__What is needed__
Repeat the data below exactly, dropping any pictures it holds.

__Record set__
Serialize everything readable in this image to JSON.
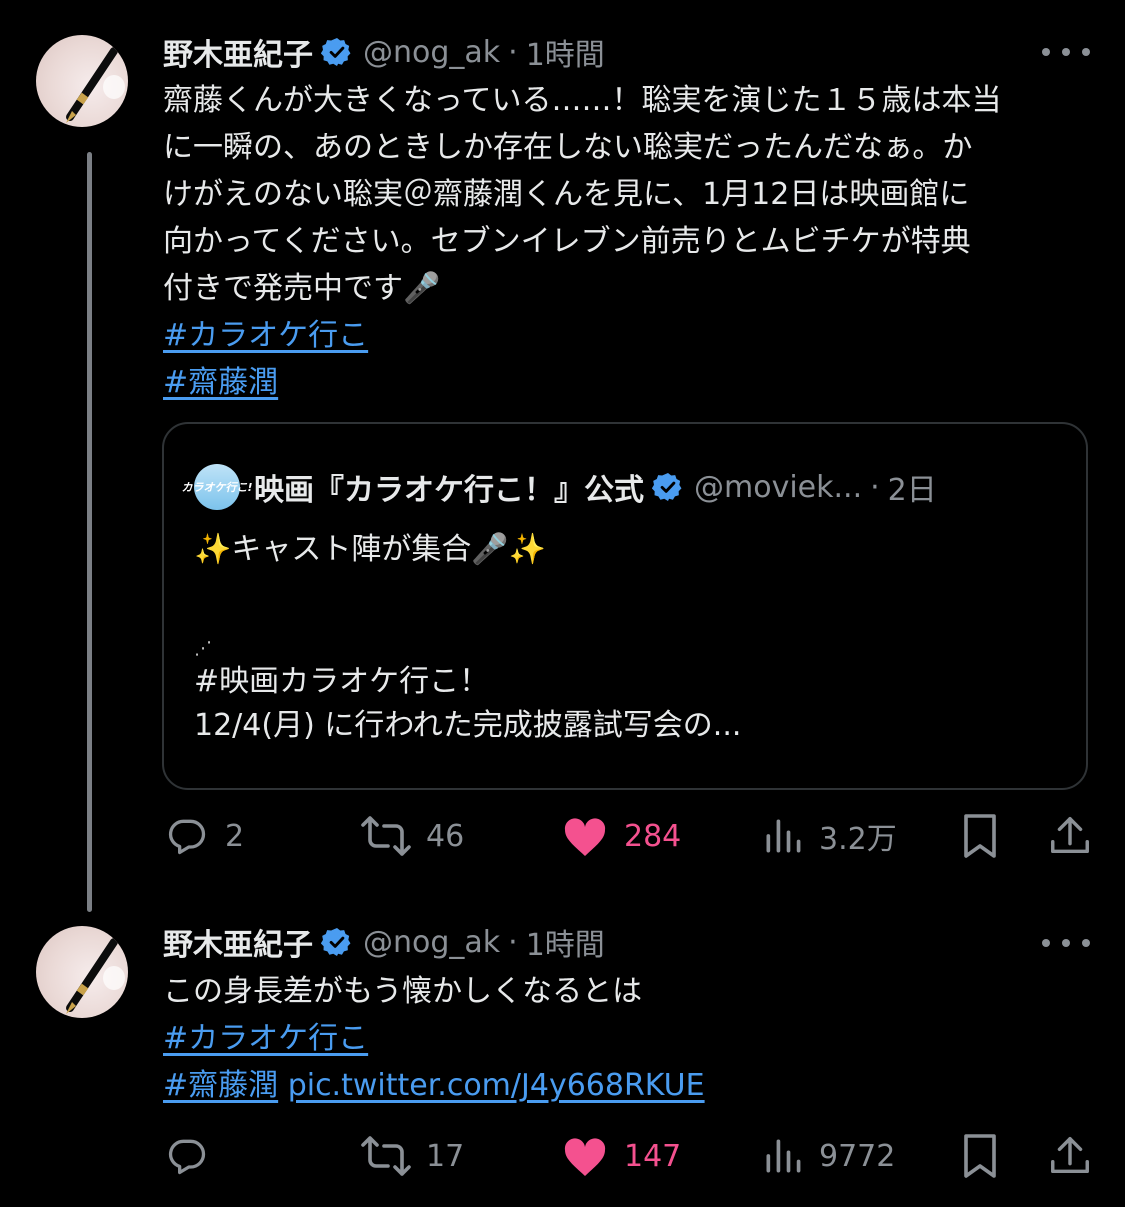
{
  "tweets": [
    {
      "author": "野木亜紀子",
      "handle": "@nog_ak",
      "time": "1時間",
      "lines": [
        "齋藤くんが大きくなっている……！聡実を演じた１５歳は本当",
        "に一瞬の、あのときしか存在しない聡実だったんだなぁ。か",
        "けがえのない聡実＠齋藤潤くんを見に、1月12日は映画館に",
        "向かってください。セブンイレブン前売りとムビチケが特典",
        "付きで発売中です🎤"
      ],
      "hashtags": [
        "#カラオケ行こ",
        "#齋藤潤"
      ],
      "quote": {
        "author": "映画『カラオケ行こ！』公式",
        "handle": "@moviek...",
        "time": "2日",
        "avatar_text": "カラオケ行こ!",
        "line1": "✨キャスト陣が集合🎤✨",
        "line2": "⋰",
        "line3": "#映画カラオケ行こ！",
        "line4": "12/4(月) に行われた完成披露試写会の..."
      },
      "stats": {
        "replies": "2",
        "retweets": "46",
        "likes": "284",
        "views": "3.2万"
      }
    },
    {
      "author": "野木亜紀子",
      "handle": "@nog_ak",
      "time": "1時間",
      "line1": "この身長差がもう懐かしくなるとは",
      "hashtag1": "#カラオケ行こ",
      "hashtag2": "#齋藤潤",
      "link": "pic.twitter.com/J4y668RKUE",
      "stats": {
        "replies": "",
        "retweets": "17",
        "likes": "147",
        "views": "9772"
      }
    }
  ],
  "colors": {
    "background": "#000000",
    "text": "#e7e9ea",
    "muted": "#8b9096",
    "link": "#4a9cf0",
    "like": "#f4518f",
    "verified": "#4a9cf0"
  },
  "icons": [
    "reply-icon",
    "retweet-icon",
    "like-icon",
    "views-icon",
    "bookmark-icon",
    "share-icon",
    "verified-badge-icon",
    "more-icon"
  ]
}
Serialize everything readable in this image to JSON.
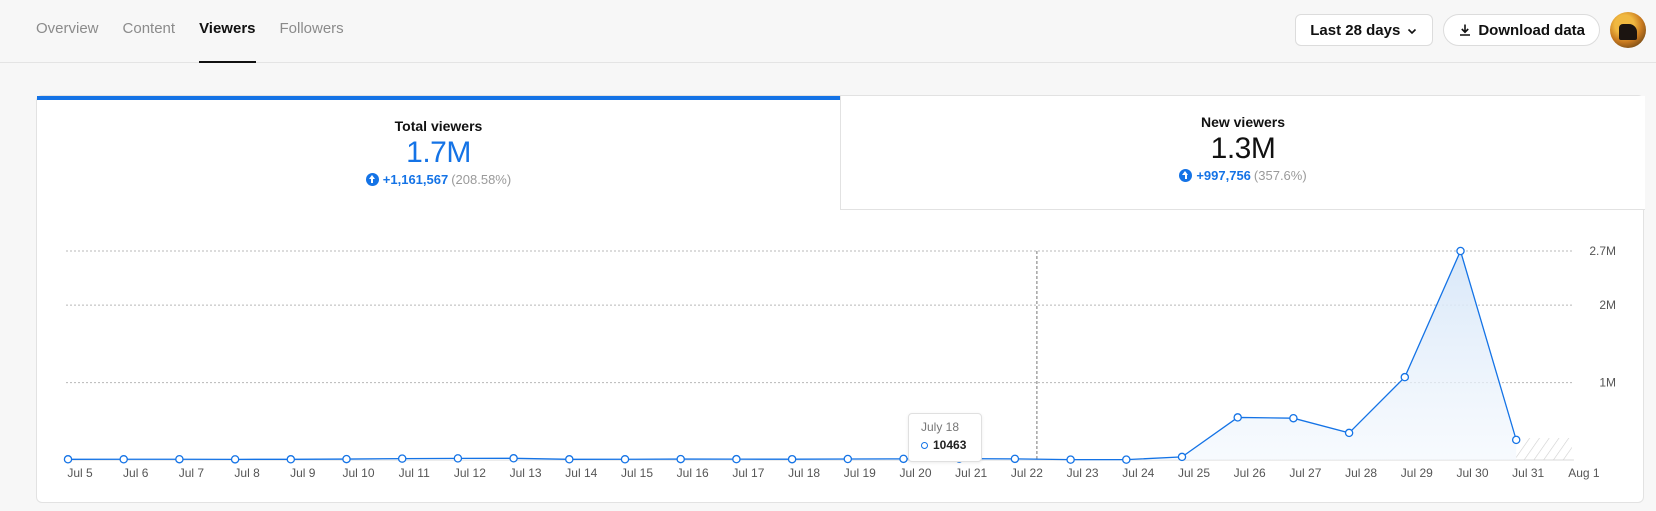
{
  "nav": {
    "tabs": [
      {
        "label": "Overview",
        "active": false
      },
      {
        "label": "Content",
        "active": false
      },
      {
        "label": "Viewers",
        "active": true
      },
      {
        "label": "Followers",
        "active": false
      }
    ]
  },
  "controls": {
    "range_label": "Last 28 days",
    "download_label": "Download data"
  },
  "stats": {
    "total": {
      "title": "Total viewers",
      "value": "1.7M",
      "delta_abs": "+1,161,567",
      "delta_pct": "(208.58%)"
    },
    "new": {
      "title": "New viewers",
      "value": "1.3M",
      "delta_abs": "+997,756",
      "delta_pct": "(357.6%)"
    }
  },
  "tooltip": {
    "date": "July 18",
    "value": "10463"
  },
  "colors": {
    "accent": "#1473e6",
    "area_fill": "#e6f0fb",
    "grid": "#bdbdbd"
  },
  "chart_data": {
    "type": "area",
    "x": [
      "Jul 5",
      "Jul 6",
      "Jul 7",
      "Jul 8",
      "Jul 9",
      "Jul 10",
      "Jul 11",
      "Jul 12",
      "Jul 13",
      "Jul 14",
      "Jul 15",
      "Jul 16",
      "Jul 17",
      "Jul 18",
      "Jul 19",
      "Jul 20",
      "Jul 21",
      "Jul 22",
      "Jul 23",
      "Jul 24",
      "Jul 25",
      "Jul 26",
      "Jul 27",
      "Jul 28",
      "Jul 29",
      "Jul 30",
      "Jul 31",
      "Aug 1"
    ],
    "series": [
      {
        "values": [
          9000,
          9500,
          10000,
          8500,
          9200,
          12000,
          18000,
          21000,
          22000,
          9000,
          9500,
          12000,
          11000,
          10463,
          13000,
          15000,
          18000,
          15000,
          5000,
          5000,
          40000,
          550000,
          540000,
          350000,
          1070000,
          2700000,
          260000,
          null
        ]
      }
    ],
    "yticks": [
      {
        "value": 1000000,
        "label": "1M"
      },
      {
        "value": 2000000,
        "label": "2M"
      },
      {
        "value": 2700000,
        "label": "2.7M"
      }
    ],
    "ylim": [
      0,
      2700000
    ],
    "grid": true,
    "highlight": {
      "index": 13,
      "marker_x": "Jul 22"
    }
  }
}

__Written answer__
Serialize everything readable in this image to JSON.
{
  "tweets": [
    {
      "author": "野木亜紀子",
      "handle": "@nog_ak",
      "time": "1時間",
      "lines": [
        "齋藤くんが大きくなっている……！聡実を演じた１５歳は本当",
        "に一瞬の、あのときしか存在しない聡実だったんだなぁ。か",
        "けがえのない聡実＠齋藤潤くんを見に、1月12日は映画館に",
        "向かってください。セブンイレブン前売りとムビチケが特典",
        "付きで発売中です🎤"
      ],
      "hashtags": [
        "#カラオケ行こ",
        "#齋藤潤"
      ],
      "quote": {
        "author": "映画『カラオケ行こ！』公式",
        "handle": "@moviek...",
        "time": "2日",
        "avatar_text": "カラオケ行こ!",
        "line1": "✨キャスト陣が集合🎤✨",
        "line2": "⋰",
        "line3": "#映画カラオケ行こ！",
        "line4": "12/4(月) に行われた完成披露試写会の..."
      },
      "stats": {
        "replies": "2",
        "retweets": "46",
        "likes": "284",
        "views": "3.2万"
      }
    },
    {
      "author": "野木亜紀子",
      "handle": "@nog_ak",
      "time": "1時間",
      "line1": "この身長差がもう懐かしくなるとは",
      "hashtag1": "#カラオケ行こ",
      "hashtag2": "#齋藤潤",
      "link": "pic.twitter.com/J4y668RKUE",
      "stats": {
        "replies": "",
        "retweets": "17",
        "likes": "147",
        "views": "9772"
      }
    }
  ],
  "colors": {
    "background": "#000000",
    "text": "#e7e9ea",
    "muted": "#8b9096",
    "link": "#4a9cf0",
    "like": "#f4518f",
    "verified": "#4a9cf0"
  },
  "icons": [
    "reply-icon",
    "retweet-icon",
    "like-icon",
    "views-icon",
    "bookmark-icon",
    "share-icon",
    "verified-badge-icon",
    "more-icon"
  ]
}
Serialize everything readable in this image to JSON.
{
  "nav": {
    "tabs": [
      {
        "label": "Overview",
        "active": false
      },
      {
        "label": "Content",
        "active": false
      },
      {
        "label": "Viewers",
        "active": true
      },
      {
        "label": "Followers",
        "active": false
      }
    ]
  },
  "controls": {
    "range_label": "Last 28 days",
    "download_label": "Download data"
  },
  "stats": {
    "total": {
      "title": "Total viewers",
      "value": "1.7M",
      "delta_abs": "+1,161,567",
      "delta_pct": "(208.58%)"
    },
    "new": {
      "title": "New viewers",
      "value": "1.3M",
      "delta_abs": "+997,756",
      "delta_pct": "(357.6%)"
    }
  },
  "tooltip": {
    "date": "July 18",
    "value": "10463"
  },
  "colors": {
    "accent": "#1473e6",
    "area_fill": "#e6f0fb",
    "grid": "#bdbdbd"
  },
  "chart_data": {
    "type": "area",
    "x": [
      "Jul 5",
      "Jul 6",
      "Jul 7",
      "Jul 8",
      "Jul 9",
      "Jul 10",
      "Jul 11",
      "Jul 12",
      "Jul 13",
      "Jul 14",
      "Jul 15",
      "Jul 16",
      "Jul 17",
      "Jul 18",
      "Jul 19",
      "Jul 20",
      "Jul 21",
      "Jul 22",
      "Jul 23",
      "Jul 24",
      "Jul 25",
      "Jul 26",
      "Jul 27",
      "Jul 28",
      "Jul 29",
      "Jul 30",
      "Jul 31",
      "Aug 1"
    ],
    "series": [
      {
        "values": [
          9000,
          9500,
          10000,
          8500,
          9200,
          12000,
          18000,
          21000,
          22000,
          9000,
          9500,
          12000,
          11000,
          10463,
          13000,
          15000,
          18000,
          15000,
          5000,
          5000,
          40000,
          550000,
          540000,
          350000,
          1070000,
          2700000,
          260000,
          null
        ]
      }
    ],
    "yticks": [
      {
        "value": 1000000,
        "label": "1M"
      },
      {
        "value": 2000000,
        "label": "2M"
      },
      {
        "value": 2700000,
        "label": "2.7M"
      }
    ],
    "ylim": [
      0,
      2700000
    ],
    "grid": true,
    "highlight": {
      "index": 13,
      "marker_x": "Jul 22"
    }
  }
}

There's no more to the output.